“It has become clear that the political conditions in France do not currently exist for such a combination to proceed successfully,” FCA said in a statement.
Markets at a glance
- Follow our Inside the Market
- Ian McGugan: Stock-market optimists should take some cues from bond-market angst
Trade gap narrows
Canada’s trade deficit narrowed sharply in April as gold drove an increase in exports while imports declined.
Exports climbed 1.3 per cent while imports slipped 1.4 per cent, largely because of the aircraft industry, narrowing the trade gap to $966-million from $2.3-billion in March, Statistics Canada said.
That marks the lowest shortfall since October, 2018, the agency added.
“The good news on the Canadian economy keeps rolling in,” said CIBC World Markets senior economist Royce Mendes, adding the trade numbers suggest the second quarter “is off to a healthy start.”
Stripping out the impact of prices, exports rose 2 per cent by volume, and imports fell by 1.9 per cent.
“Statistics Canada reports that gold shipments were to banking centres in Hong Kong and the United Kingdom, presumably as uncertainty in markets has driven demand for the commodity,” said CIBC’s Mr. Mendes.
“Agricultural exports also showed resilience, with an increase in wheat exports more than offsetting the decline in canola tied to tensions with China.”
Canada’s trade surplus with the U.S. dipped to $4.2-billion in April from $4.5-billion, while its deficit with the rest of the world eased to $5.2-billion from March’s record $6.8-billion.
- Canada’s trade deficit hits six-month low on rising exports
- U.S. trade deficit narrows, but gap with China widens by nearly 30 per cent
Ford to close Wales engine plant
From Reuters: Ford said it would close its plant in Bridgend, south Wales, next year because of falling demand for some if its engines, putting 1,700 jobs at risk in a further blow to Britain’s once booming car industry.
ECB to hold rates
From Reuters: The European Central Bank pushed back the timing of its first post-crisis interest rate hike again on Thursday and said it would continue paying banks for lending in its latest effort to revive a slowing euro zone economy.
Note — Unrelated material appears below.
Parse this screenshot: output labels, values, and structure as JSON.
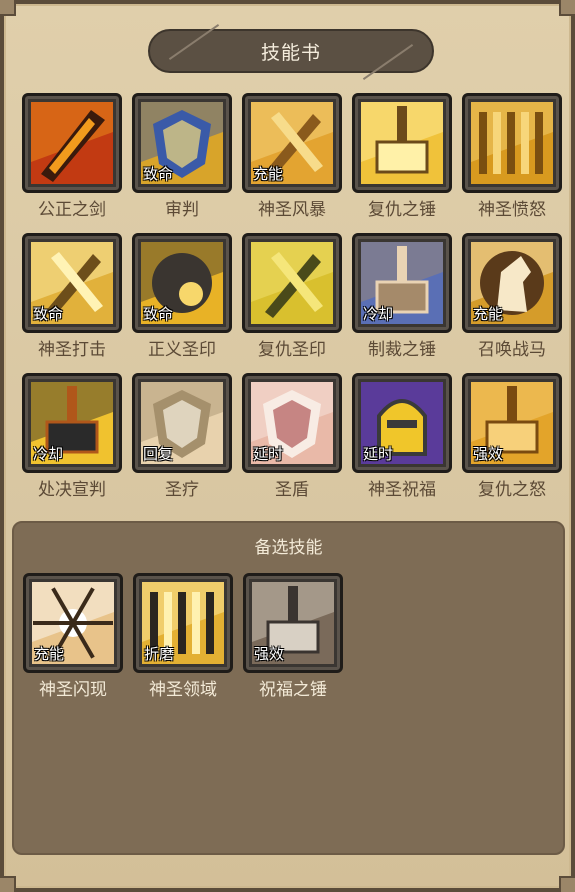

Responding to rapidly deteriorating inflation expectations, the ECB pledged to keep its interest rates at their current, record-low level at least through the first half of 2020, instead of the end of this year as it had said only in March.
Google to buy Looker
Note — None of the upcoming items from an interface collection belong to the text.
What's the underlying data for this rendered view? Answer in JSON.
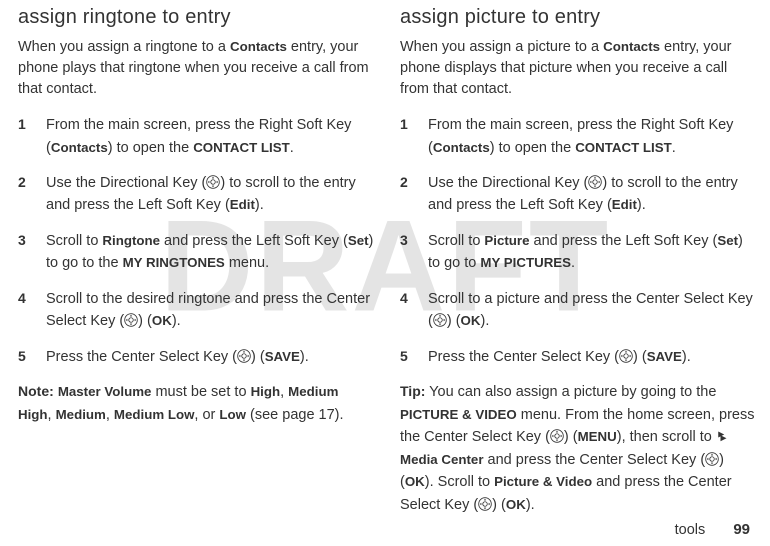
{
  "watermark": "DRAFT",
  "left": {
    "heading": "assign ringtone to entry",
    "intro_pre": "When you assign a ringtone to a ",
    "intro_bold1": "Contacts",
    "intro_post": " entry, your phone plays that ringtone when you receive a call from that contact.",
    "steps": [
      {
        "n": "1",
        "parts": [
          "From the main screen, press the Right Soft Key (",
          "Contacts",
          ") to open the ",
          "CONTACT LIST",
          "."
        ]
      },
      {
        "n": "2",
        "parts": [
          "Use the Directional Key (",
          "ICON_DIR",
          ") to scroll to the entry and press the Left Soft Key (",
          "Edit",
          ")."
        ]
      },
      {
        "n": "3",
        "parts": [
          "Scroll to ",
          "Ringtone",
          " and press the Left Soft Key (",
          "Set",
          ") to go to the ",
          "MY RINGTONES",
          " menu."
        ]
      },
      {
        "n": "4",
        "parts": [
          "Scroll to the desired ringtone and press the Center Select Key (",
          "ICON_DIR",
          ") (",
          "OK",
          ")."
        ]
      },
      {
        "n": "5",
        "parts": [
          "Press the Center Select Key (",
          "ICON_DIR",
          ") (",
          "SAVE",
          ")."
        ]
      }
    ],
    "note_label": "Note:",
    "note_parts": [
      " ",
      "Master Volume",
      " must be set to ",
      "High",
      ", ",
      "Medium High",
      ", ",
      "Medium",
      ", ",
      "Medium Low",
      ", or ",
      "Low",
      " (see page 17)."
    ]
  },
  "right": {
    "heading": "assign picture to entry",
    "intro_pre": "When you assign a picture to a ",
    "intro_bold1": "Contacts",
    "intro_post": " entry, your phone displays that picture when you receive a call from that contact.",
    "steps": [
      {
        "n": "1",
        "parts": [
          "From the main screen, press the Right Soft Key (",
          "Contacts",
          ") to open the ",
          "CONTACT LIST",
          "."
        ]
      },
      {
        "n": "2",
        "parts": [
          "Use the Directional Key (",
          "ICON_DIR",
          ") to scroll to the entry and press the Left Soft Key (",
          "Edit",
          ")."
        ]
      },
      {
        "n": "3",
        "parts": [
          "Scroll to ",
          "Picture",
          " and press the Left Soft Key (",
          "Set",
          ") to go to ",
          "MY PICTURES",
          "."
        ]
      },
      {
        "n": "4",
        "parts": [
          "Scroll to a picture and press the Center Select Key (",
          "ICON_DIR",
          ") (",
          "OK",
          ")."
        ]
      },
      {
        "n": "5",
        "parts": [
          "Press the Center Select Key (",
          "ICON_DIR",
          ") (",
          "SAVE",
          ")."
        ]
      }
    ],
    "tip_label": "Tip:",
    "tip_parts": [
      " You can also assign a picture by going to the ",
      "PICTURE & VIDEO",
      " menu. From the home screen, press the Center Select Key (",
      "ICON_DIR",
      ") (",
      "MENU",
      "), then scroll to ",
      "ICON_MC",
      " ",
      "Media Center",
      " and press the Center Select Key (",
      "ICON_DIR",
      ") (",
      "OK",
      "). Scroll to ",
      "Picture & Video",
      " and press the Center Select Key (",
      "ICON_DIR",
      ") (",
      "OK",
      ")."
    ]
  },
  "footer_label": "tools",
  "footer_page": "99"
}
From Reuters: Google said it would buy Looker, a big-data analytics company, for US$2.6-billion in cash, in the first major acquisition for new Google Cloud chief executive Thomas Kurian.
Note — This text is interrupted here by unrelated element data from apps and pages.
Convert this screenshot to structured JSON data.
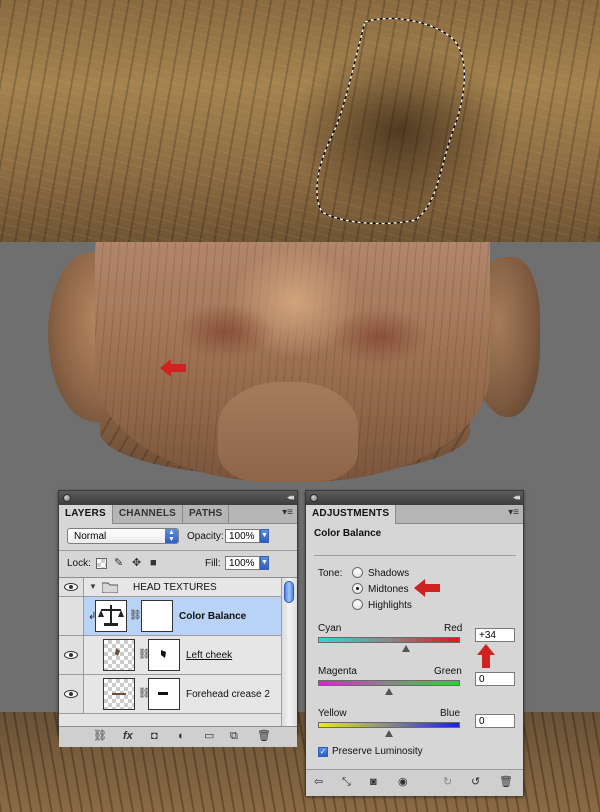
{
  "layers_panel": {
    "tabs": [
      {
        "label": "LAYERS",
        "active": true
      },
      {
        "label": "CHANNELS",
        "active": false
      },
      {
        "label": "PATHS",
        "active": false
      }
    ],
    "blend_mode": "Normal",
    "opacity_label": "Opacity:",
    "opacity_value": "100%",
    "lock_label": "Lock:",
    "fill_label": "Fill:",
    "fill_value": "100%",
    "layers": [
      {
        "name": "HEAD TEXTURES",
        "type": "group",
        "visible": true
      },
      {
        "name": "Color Balance",
        "type": "adjustment",
        "selected": true,
        "visible": false
      },
      {
        "name": "Left cheek",
        "type": "pixel",
        "visible": true
      },
      {
        "name": "Forehead crease 2",
        "type": "pixel",
        "visible": true
      }
    ]
  },
  "adjustments_panel": {
    "tab": "ADJUSTMENTS",
    "title": "Color Balance",
    "tone_label": "Tone:",
    "tones": [
      {
        "label": "Shadows",
        "selected": false
      },
      {
        "label": "Midtones",
        "selected": true
      },
      {
        "label": "Highlights",
        "selected": false
      }
    ],
    "sliders": [
      {
        "left": "Cyan",
        "right": "Red",
        "value": "+34",
        "position": 0.62
      },
      {
        "left": "Magenta",
        "right": "Green",
        "value": "0",
        "position": 0.5
      },
      {
        "left": "Yellow",
        "right": "Blue",
        "value": "0",
        "position": 0.5
      }
    ],
    "preserve_luminosity": "Preserve Luminosity",
    "preserve_checked": true
  },
  "colors": {
    "annotation_arrow": "#d0221e",
    "selection_row": "#b8d3f5"
  }
}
Tims eyes Thailand
From The Canadian Press: Tim Hortons says it will open coffee shops in Thailand as its parent company pushes for fast global growth. It said it signed an agreement with WeEat Co. to develop the brand in the Southeast Asian country.
Watch impact, Carney tells rich countries
From Reuters: Policy makers in rich economies such as the United States need to take more account of the impact that their policies have on emerging economies, Bank of England Governor Mark Carney told a meeting in Tokyo.
Ottawa announces auction plans
Ottawa has announced plans for upcoming auctions of wireless airwaves, detailing how it will take back some spectrum from companies currently using it to provide rural internet so it can be deployed in 5G networks. Telecom writer Christine Dobby reports.
Michigan presses Enbridge
Enbridge Inc. has been warned by the state of Michigan to set a date for shutting down a major crude oil pipeline, or face legal action, Megan Devlin writes.
Carrick on cars
And this, from personal finance columnist Rob Carrick: Buying new cars is bad personal finance, but I’m okay with that.